Paper 2016/869

Cryptographic applications of capacity theory: On the optimality of Coppersmith's method for univariate polynomials

Ted Chinburg, Brett Hemenway, Nadia Heninger, and Zachary Scherr


We draw a new connection between Coppersmith's method for finding small solutions to polynomial congruences modulo integers and the capacity theory of adelic subsets of algebraic curves. Coppersmith's method uses lattice basis reduction to construct an auxiliary polynomial that vanishes at the desired solutions. Capacity theory provides a toolkit for proving when polynomials with certain boundedness properties do or do not exist. Using capacity theory, we prove that Coppersmith's bound for univariate polynomials is optimal in the sense that there are no auxiliary polynomials of the type he used that would allow finding roots of size $N^{1/d+\epsilon}$ for any monic degree-$d$ polynomial modulo $N$. Our results rule out the existence of polynomials of any degree and do not rely on lattice algorithms, thus eliminating the possibility of improvements for special cases or even superpolynomial-time improvements to Coppersmith's bound. We extend this result to constructions of auxiliary polynomials using binomial polynomials, and rule out the existence of any auxiliary polynomial of this form that would find solutions of size $N^{1/d+\epsilon}$ unless $N$ has a very small prime factor.

Available format(s)
Publication info
Published by the IACR in ASIACRYPT 2016
Coppersmith's methodlatticespolynomial congruencescapacity theoryRSA
Contact author(s)
ted @ math upenn edu
fbrett @ cis upenn edu
nadiah @ cis upenn edu
zscherr @ math upenn edu
2016-09-10: received
Short URL
Creative Commons Attribution

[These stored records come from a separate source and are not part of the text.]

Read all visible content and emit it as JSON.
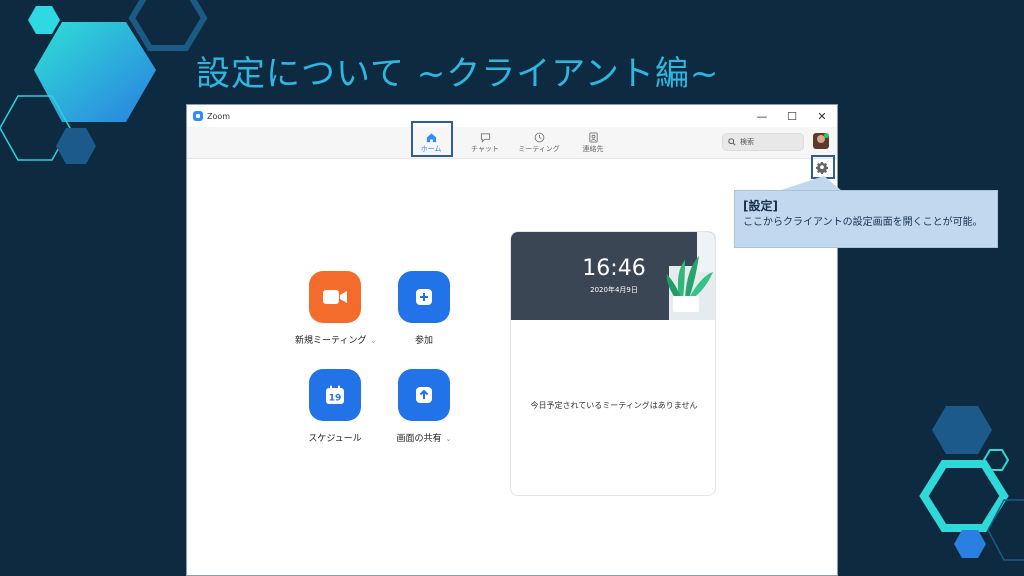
{
  "slide": {
    "title": "設定について ~クライアント編~"
  },
  "window": {
    "app_name": "Zoom",
    "controls": {
      "minimize": "—",
      "maximize": "☐",
      "close": "✕"
    }
  },
  "tabs": [
    {
      "label": "ホーム",
      "active": true
    },
    {
      "label": "チャット",
      "active": false
    },
    {
      "label": "ミーティング",
      "active": false
    },
    {
      "label": "連絡先",
      "active": false
    }
  ],
  "search": {
    "placeholder": "検索"
  },
  "actions": {
    "new_meeting": {
      "label": "新規ミーティング",
      "caret": "⌄"
    },
    "join": {
      "label": "参加"
    },
    "schedule": {
      "label": "スケジュール",
      "calendar_day": "19"
    },
    "share": {
      "label": "画面の共有",
      "caret": "⌄"
    }
  },
  "clock_card": {
    "time": "16:46",
    "date": "2020年4月9日",
    "empty_message": "今日予定されているミーティングはありません"
  },
  "callout": {
    "title": "[設定]",
    "body": "ここからクライアントの設定画面を開くことが可能。"
  },
  "colors": {
    "background": "#0d2a40",
    "title": "#2fb6e0",
    "zoom_blue": "#2272e8",
    "zoom_orange": "#f46c2b",
    "callout_bg": "#c2d8ef",
    "highlight": "#2f5f8f"
  },
  "icons": [
    "home-icon",
    "chat-icon",
    "clock-icon",
    "contacts-icon",
    "search-icon",
    "gear-icon",
    "video-camera-icon",
    "plus-icon",
    "calendar-icon",
    "share-arrow-icon"
  ]
}
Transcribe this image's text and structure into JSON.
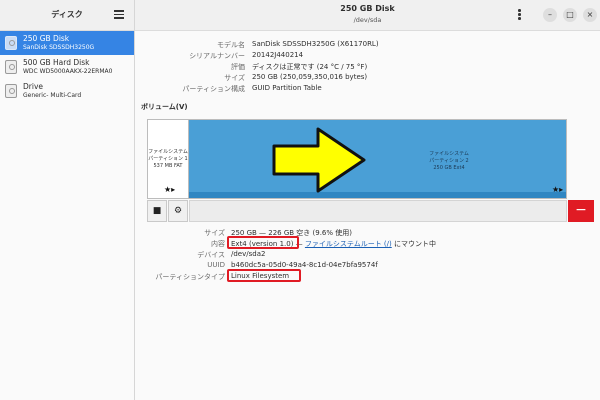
{
  "sidebar": {
    "title": "ディスク",
    "disks": [
      {
        "name": "250 GB Disk",
        "model": "SanDisk SDSSDH3250G"
      },
      {
        "name": "500 GB Hard Disk",
        "model": "WDC WD5000AAKX-22ERMA0"
      },
      {
        "name": "Drive",
        "model": "Generic- Multi-Card"
      }
    ]
  },
  "header": {
    "title": "250 GB Disk",
    "subtitle": "/dev/sda"
  },
  "window_controls": {
    "minimize": "–",
    "maximize": "□",
    "close": "×"
  },
  "disk_info": [
    {
      "label": "モデル名",
      "value": "SanDisk SDSSDH3250G (X61170RL)"
    },
    {
      "label": "シリアルナンバー",
      "value": "20142J440214"
    },
    {
      "label": "評価",
      "value": "ディスクは正常です (24 °C / 75 °F)"
    },
    {
      "label": "サイズ",
      "value": "250 GB (250,059,350,016 bytes)"
    },
    {
      "label": "パーティション構成",
      "value": "GUID Partition Table"
    }
  ],
  "volumes_title": "ボリューム(V)",
  "partitions": [
    {
      "line1": "ファイルシステム",
      "line2": "パーティション 1",
      "line3": "537 MB FAT"
    },
    {
      "line1": "ファイルシステム",
      "line2": "パーティション 2",
      "line3": "250 GB Ext4"
    }
  ],
  "volume_toolbar": {
    "stop": "■",
    "settings": "⚙",
    "remove": "−"
  },
  "details": {
    "size_label": "サイズ",
    "size_value": "250 GB — 226 GB 空き (9.6% 使用)",
    "contents_label": "内容",
    "contents_value": "Ext4 (version 1.0)",
    "contents_sep": " — ",
    "contents_link": "ファイルシステムルート (/)",
    "contents_suffix": " にマウント中",
    "device_label": "デバイス",
    "device_value": "/dev/sda2",
    "uuid_label": "UUID",
    "uuid_value": "b460dc5a-05d0-49a4-8c1d-04e7bfa9574f",
    "ptype_label": "パーティションタイプ",
    "ptype_value": "Linux Filesystem"
  },
  "colors": {
    "accent": "#3584e4",
    "partition": "#4a9fd6",
    "highlight": "#e01b24",
    "arrow": "#ffff00"
  }
}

      author = {Ted Chinburg and Brett Hemenway and Nadia Heninger and Zachary Scherr},
      title = {Cryptographic applications of capacity theory: On the optimality of Coppersmith's method for univariate polynomials},
      howpublished = {Cryptology ePrint Archive, Paper 2016/869},
      year = {2016},
      note = {\url{}},
      url = {}
Note: In order to protect the privacy of readers, does not use cookies or embedded third party content.